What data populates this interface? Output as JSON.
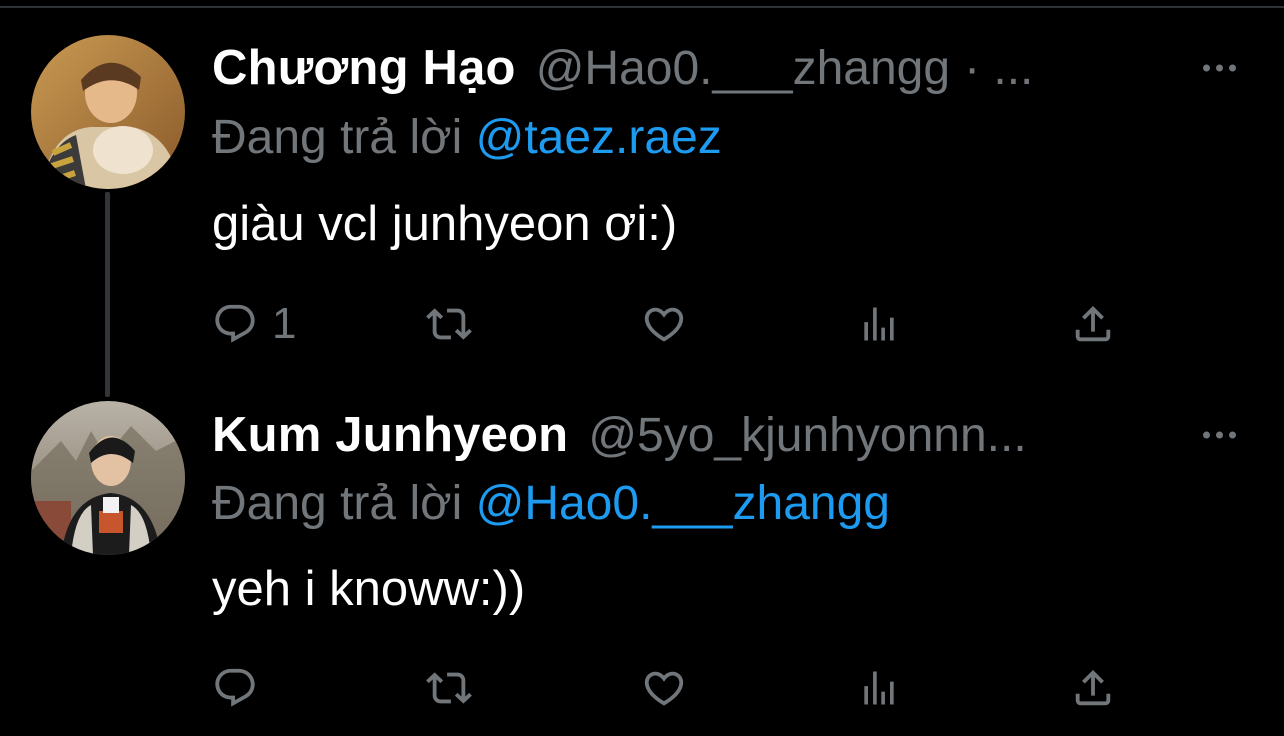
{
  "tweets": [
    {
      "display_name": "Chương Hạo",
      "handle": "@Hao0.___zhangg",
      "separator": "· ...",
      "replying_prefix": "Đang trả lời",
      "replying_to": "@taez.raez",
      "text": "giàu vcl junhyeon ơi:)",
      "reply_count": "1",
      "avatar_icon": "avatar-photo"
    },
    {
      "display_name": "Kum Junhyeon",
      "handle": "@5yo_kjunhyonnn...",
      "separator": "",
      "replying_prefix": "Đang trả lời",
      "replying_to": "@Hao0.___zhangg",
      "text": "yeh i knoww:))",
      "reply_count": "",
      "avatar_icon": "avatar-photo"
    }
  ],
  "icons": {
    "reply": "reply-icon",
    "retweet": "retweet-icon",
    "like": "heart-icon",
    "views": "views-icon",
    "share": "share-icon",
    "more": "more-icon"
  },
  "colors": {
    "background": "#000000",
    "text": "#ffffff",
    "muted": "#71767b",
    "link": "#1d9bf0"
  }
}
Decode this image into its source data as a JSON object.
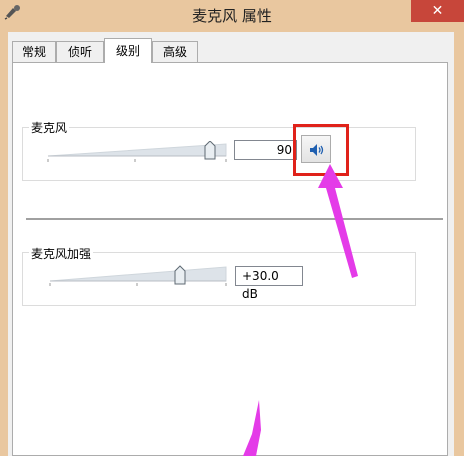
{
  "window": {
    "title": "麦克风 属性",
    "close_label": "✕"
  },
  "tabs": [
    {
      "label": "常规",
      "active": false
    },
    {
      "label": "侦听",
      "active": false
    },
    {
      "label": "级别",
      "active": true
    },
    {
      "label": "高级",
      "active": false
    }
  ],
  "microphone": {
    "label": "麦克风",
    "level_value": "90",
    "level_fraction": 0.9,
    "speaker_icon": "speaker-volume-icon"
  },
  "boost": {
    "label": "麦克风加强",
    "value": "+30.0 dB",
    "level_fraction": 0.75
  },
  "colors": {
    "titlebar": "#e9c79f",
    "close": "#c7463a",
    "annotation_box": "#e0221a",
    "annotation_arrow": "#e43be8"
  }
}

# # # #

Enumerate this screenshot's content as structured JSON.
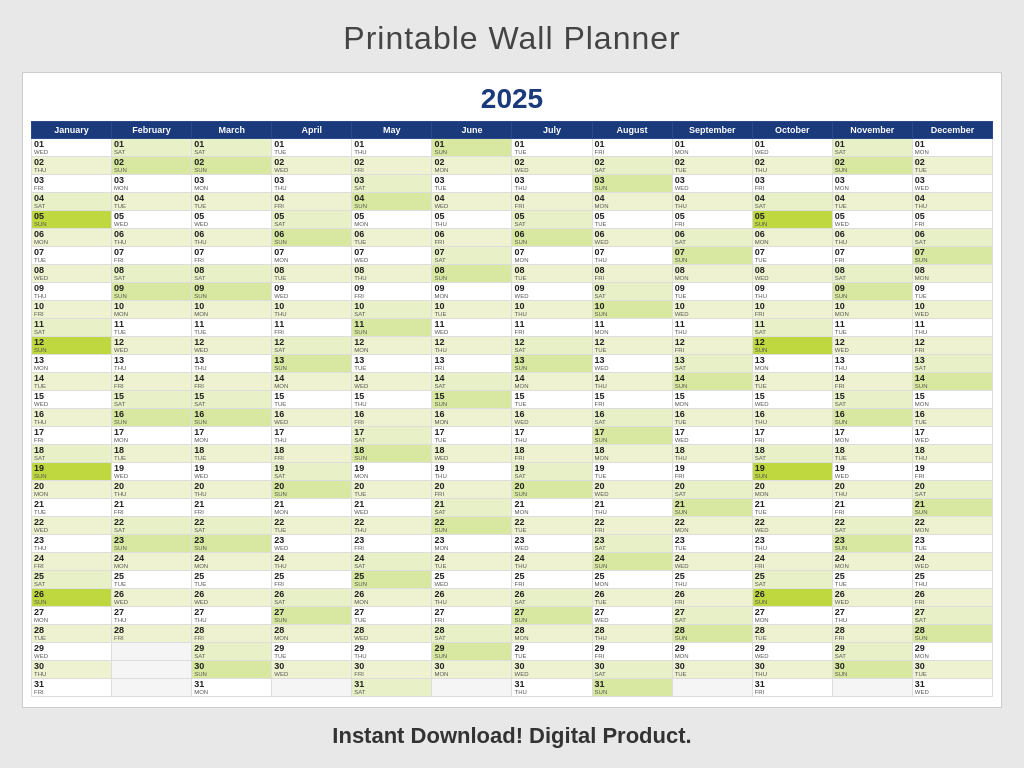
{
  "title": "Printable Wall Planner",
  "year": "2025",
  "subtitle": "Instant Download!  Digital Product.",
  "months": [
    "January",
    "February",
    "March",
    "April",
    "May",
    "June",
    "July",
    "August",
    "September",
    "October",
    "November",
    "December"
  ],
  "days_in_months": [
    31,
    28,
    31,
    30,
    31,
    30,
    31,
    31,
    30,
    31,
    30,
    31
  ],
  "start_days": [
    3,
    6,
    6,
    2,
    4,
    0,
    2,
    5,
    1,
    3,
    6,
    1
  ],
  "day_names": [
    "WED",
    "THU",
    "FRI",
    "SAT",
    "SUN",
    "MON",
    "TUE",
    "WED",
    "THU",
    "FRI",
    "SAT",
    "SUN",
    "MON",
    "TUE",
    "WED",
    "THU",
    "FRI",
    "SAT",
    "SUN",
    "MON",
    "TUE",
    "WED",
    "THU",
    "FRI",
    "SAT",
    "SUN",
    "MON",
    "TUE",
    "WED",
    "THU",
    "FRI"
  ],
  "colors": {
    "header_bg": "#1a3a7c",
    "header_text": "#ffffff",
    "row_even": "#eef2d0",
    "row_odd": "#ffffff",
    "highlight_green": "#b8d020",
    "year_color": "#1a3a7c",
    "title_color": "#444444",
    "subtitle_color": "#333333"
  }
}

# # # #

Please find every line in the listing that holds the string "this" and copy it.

What data populates this interface? Output as JSON.
Decode this image into its source data as a JSON object.
Enumerate this screenshot's content as structured JSON.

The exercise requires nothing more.